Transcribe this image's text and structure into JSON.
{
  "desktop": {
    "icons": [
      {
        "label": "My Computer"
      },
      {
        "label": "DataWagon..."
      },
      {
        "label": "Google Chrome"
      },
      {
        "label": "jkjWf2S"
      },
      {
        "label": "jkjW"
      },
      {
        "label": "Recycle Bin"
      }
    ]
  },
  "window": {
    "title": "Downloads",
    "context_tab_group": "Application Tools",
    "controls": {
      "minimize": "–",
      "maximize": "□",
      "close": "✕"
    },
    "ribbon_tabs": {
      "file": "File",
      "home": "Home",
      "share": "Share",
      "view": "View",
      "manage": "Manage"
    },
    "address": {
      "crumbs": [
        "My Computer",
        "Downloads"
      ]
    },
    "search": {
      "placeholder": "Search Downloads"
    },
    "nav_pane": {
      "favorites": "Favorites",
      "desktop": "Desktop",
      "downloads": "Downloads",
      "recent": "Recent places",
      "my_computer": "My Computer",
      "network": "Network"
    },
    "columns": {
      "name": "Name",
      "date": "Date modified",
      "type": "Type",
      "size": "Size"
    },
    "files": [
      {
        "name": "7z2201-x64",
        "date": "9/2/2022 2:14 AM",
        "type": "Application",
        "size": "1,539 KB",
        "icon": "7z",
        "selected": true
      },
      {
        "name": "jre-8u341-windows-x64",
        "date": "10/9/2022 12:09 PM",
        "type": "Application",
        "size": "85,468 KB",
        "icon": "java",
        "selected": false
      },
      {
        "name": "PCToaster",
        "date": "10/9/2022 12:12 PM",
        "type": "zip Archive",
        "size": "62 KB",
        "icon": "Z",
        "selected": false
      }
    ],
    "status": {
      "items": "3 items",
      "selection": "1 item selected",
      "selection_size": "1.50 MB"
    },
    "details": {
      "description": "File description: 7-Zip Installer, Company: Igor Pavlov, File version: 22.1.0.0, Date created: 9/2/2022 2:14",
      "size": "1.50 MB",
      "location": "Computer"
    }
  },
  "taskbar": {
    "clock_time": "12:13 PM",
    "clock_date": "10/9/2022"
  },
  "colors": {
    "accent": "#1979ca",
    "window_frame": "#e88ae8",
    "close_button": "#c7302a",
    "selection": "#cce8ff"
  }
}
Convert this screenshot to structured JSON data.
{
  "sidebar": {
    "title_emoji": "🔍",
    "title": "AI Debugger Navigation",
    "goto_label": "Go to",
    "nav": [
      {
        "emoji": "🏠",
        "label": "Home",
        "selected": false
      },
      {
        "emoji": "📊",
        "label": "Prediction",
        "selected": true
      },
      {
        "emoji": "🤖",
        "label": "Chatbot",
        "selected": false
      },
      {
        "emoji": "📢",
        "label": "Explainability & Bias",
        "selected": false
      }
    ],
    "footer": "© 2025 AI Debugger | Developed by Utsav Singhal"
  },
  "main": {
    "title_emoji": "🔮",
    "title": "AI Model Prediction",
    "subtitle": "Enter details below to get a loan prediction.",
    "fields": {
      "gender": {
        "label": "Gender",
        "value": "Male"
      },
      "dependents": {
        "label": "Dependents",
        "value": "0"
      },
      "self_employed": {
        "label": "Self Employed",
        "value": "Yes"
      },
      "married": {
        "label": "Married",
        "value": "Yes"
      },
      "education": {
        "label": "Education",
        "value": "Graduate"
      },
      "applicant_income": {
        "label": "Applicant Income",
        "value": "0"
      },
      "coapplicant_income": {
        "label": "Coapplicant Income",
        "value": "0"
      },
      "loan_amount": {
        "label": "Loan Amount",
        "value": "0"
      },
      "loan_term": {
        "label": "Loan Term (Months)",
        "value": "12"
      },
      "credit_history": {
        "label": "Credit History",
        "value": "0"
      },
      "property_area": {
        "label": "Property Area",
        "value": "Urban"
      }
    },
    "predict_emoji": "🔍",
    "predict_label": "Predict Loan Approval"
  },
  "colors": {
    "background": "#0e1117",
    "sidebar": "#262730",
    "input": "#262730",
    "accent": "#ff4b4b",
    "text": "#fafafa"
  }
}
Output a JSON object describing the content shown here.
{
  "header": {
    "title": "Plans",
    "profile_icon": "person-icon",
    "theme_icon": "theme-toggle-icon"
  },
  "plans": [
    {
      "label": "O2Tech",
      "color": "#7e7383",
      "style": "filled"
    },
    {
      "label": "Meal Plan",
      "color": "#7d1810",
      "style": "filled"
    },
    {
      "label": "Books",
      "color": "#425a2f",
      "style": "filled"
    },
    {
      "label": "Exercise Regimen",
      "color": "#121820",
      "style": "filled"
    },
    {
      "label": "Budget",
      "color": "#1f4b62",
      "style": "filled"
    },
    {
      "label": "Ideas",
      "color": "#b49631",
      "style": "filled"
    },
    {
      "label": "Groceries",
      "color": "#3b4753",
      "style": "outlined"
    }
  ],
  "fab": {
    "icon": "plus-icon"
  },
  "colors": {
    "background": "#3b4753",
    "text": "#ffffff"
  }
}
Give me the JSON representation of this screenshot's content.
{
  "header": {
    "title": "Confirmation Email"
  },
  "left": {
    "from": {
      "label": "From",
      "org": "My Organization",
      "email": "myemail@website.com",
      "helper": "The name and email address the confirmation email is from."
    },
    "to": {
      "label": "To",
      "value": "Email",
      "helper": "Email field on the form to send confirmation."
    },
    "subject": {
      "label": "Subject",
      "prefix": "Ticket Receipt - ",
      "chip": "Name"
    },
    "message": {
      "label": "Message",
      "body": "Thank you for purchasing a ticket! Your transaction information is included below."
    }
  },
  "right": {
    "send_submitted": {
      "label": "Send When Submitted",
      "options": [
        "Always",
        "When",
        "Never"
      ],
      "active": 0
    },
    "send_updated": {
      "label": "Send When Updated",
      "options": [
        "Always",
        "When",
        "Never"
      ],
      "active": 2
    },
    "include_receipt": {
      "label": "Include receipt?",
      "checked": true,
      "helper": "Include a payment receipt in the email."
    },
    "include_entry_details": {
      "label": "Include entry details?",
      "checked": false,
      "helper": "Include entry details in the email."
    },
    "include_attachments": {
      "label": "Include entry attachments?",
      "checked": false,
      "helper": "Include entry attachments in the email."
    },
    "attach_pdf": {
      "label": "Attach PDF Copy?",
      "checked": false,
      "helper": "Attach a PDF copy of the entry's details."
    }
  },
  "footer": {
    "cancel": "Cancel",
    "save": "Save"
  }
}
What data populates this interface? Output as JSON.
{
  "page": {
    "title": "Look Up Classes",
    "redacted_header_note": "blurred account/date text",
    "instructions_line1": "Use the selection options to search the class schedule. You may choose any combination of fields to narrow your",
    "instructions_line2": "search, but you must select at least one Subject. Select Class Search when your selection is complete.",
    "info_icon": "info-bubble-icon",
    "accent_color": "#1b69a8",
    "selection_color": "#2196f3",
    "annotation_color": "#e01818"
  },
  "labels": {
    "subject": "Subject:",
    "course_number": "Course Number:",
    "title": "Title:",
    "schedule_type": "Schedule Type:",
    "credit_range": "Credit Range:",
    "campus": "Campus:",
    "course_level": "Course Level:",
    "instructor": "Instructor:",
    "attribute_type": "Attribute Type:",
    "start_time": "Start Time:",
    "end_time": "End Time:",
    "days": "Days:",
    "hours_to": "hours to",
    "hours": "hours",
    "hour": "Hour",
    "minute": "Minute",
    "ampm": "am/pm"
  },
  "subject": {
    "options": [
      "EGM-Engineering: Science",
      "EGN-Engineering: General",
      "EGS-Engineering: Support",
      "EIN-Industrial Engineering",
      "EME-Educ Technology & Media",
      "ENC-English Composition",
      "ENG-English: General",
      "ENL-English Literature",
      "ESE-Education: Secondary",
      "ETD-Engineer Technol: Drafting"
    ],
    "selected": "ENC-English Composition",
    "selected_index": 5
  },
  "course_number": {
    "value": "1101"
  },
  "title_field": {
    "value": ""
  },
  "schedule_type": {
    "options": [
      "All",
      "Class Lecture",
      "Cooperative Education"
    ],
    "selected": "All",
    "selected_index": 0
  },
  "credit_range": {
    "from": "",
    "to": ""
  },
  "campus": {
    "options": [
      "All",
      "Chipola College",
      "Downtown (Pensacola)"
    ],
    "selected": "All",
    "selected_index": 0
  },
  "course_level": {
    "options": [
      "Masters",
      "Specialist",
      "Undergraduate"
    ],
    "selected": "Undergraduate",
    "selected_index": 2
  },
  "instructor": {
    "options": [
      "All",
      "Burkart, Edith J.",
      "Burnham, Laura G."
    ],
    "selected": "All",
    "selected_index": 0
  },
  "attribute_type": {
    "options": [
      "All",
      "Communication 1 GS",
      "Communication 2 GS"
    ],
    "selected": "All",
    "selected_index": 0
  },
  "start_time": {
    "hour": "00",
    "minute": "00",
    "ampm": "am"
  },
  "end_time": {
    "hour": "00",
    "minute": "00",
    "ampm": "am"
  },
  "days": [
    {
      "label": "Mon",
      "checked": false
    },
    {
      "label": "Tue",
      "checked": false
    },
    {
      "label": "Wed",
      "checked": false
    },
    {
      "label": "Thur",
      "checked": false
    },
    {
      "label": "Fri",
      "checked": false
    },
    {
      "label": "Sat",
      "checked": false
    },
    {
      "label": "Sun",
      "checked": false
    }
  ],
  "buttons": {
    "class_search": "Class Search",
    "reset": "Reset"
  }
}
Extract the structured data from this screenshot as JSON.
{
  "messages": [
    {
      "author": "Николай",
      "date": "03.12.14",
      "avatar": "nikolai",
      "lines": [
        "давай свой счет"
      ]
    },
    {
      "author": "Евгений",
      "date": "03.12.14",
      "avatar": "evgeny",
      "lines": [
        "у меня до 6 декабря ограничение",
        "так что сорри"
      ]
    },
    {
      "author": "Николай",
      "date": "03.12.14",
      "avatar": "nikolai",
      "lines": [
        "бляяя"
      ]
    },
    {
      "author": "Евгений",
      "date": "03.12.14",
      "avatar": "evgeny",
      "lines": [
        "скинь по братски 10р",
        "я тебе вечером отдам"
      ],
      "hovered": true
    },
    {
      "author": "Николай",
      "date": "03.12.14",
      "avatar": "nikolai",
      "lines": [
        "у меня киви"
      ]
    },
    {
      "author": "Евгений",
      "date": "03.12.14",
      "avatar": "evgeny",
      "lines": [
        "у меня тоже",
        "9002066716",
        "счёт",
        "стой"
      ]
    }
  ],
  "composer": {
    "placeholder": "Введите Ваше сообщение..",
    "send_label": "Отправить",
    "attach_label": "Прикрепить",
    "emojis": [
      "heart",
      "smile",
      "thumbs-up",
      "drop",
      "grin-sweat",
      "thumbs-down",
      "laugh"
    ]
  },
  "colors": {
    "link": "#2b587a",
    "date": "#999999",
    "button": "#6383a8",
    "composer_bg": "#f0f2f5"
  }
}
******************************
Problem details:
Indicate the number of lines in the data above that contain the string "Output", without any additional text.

Response to this task:
2